You have identified that your customers are looking for an enhanced food service offering. This could be in the form of fresh sandwiches versus longer life C02 product. You may need to source out a new supplier that can provide these offerings, although if you operate in a smaller centre, this can be difficult. Again, a distributor such as Core-Mark will be able to assist you, and also provide equipment solutions to effectively display your new fresh sandwiches. Or, you may have decided to offer your customers a hot food offering (pizza, chicken, etc.) My advice is to focus on one offering at a time, with food safety and handling as absolute priorities. Working with your vendors, show your customers that you are committed to providing them good tasting food in a clean and safe environment.
When developing your food service plan, think about the add-on sales opportunities that this can represent for your store. For example, most food service purchases will include a drink, or a salted snack. Ensure that these products are prominently displayed near your food service area so that customers are encouraged to make these incremental purchases. Also think about adding some additional lighting (pot lights, track lighting) to highlight your new product offerings.
It is important to balance these displays against making it convenient for your customers to access your new/enhanced product offerings. Too many displays or fixtures can actually hurt sales. Be careful and ensure that you keep your displays well stocked with impulse and add-on products.
Depending on the scope of your re-model, you may be able to achieve it without significant disruption to your business and your customers. However, you might need to consider closing your store for a limited period to ensure the safety of your customers and ultimately a more effective implementation. Select a slower time of the day or week to implement your plan, and consider bringing in extra staff to assist. As well, vendors can be a valuable resource, and can be called upon to assist, particularly with respect to moving/re-merchandising their specific sections as part of the plan. Once you have completed your re-design, and after making sure that it is working as planned, think about a grand re-opening to make sure your customers are aware of your changes. Work with key vendors for product specials, giveaways, etc. Customers enjoy the buzz and excitement that these activities generate.
Start small. A wise consultant once told me that “continuous improvement is better than postponed perfection.” In other words, if you make your project too large and ambitious, you may never achieve it. By working at improving your store in this fashion, you’ll learn more, and ultimately be better with each project. You don’t need to spend tens of thousands of dollars to make substantive changes to your store. Customers will respond positively to change that is intended to make their shopping experience more enjoyable, (and profitable for you). Test, modify, measure, repeat. Best in class retailers got that way by following those principles. Remember what Sam Walton said about change. Good luck!
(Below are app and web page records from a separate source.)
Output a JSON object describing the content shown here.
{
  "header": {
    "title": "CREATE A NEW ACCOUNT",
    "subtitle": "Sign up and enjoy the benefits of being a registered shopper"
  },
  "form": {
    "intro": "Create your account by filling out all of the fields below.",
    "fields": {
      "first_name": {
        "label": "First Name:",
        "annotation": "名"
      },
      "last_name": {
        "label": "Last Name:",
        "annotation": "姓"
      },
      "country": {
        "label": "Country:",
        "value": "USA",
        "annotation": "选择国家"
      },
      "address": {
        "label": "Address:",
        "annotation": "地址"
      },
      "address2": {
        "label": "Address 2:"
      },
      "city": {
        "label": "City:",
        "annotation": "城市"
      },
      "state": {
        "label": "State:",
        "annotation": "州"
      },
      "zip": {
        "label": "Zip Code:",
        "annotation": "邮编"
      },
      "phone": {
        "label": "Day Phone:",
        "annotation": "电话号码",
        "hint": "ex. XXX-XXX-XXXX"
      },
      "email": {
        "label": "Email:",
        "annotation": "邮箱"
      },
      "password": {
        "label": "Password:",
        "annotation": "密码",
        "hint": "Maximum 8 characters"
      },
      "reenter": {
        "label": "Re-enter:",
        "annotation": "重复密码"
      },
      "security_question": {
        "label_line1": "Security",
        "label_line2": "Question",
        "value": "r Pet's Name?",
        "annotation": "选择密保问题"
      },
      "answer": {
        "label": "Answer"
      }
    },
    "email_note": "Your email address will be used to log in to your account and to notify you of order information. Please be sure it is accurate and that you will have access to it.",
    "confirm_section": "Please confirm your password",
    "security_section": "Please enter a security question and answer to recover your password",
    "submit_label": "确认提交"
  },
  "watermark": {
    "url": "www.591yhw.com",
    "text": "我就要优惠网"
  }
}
Duncan McArthur is an independent consultant specializing in the gas/convenience channel. He has over 30 years experience in marketing, operations, and merchandising roles with companies such as Couche-Tard, Shell, Husky and Parkland, working extensively with Corporate and Independent Retailers. He can be reached at DGRMcArthur@gmail.com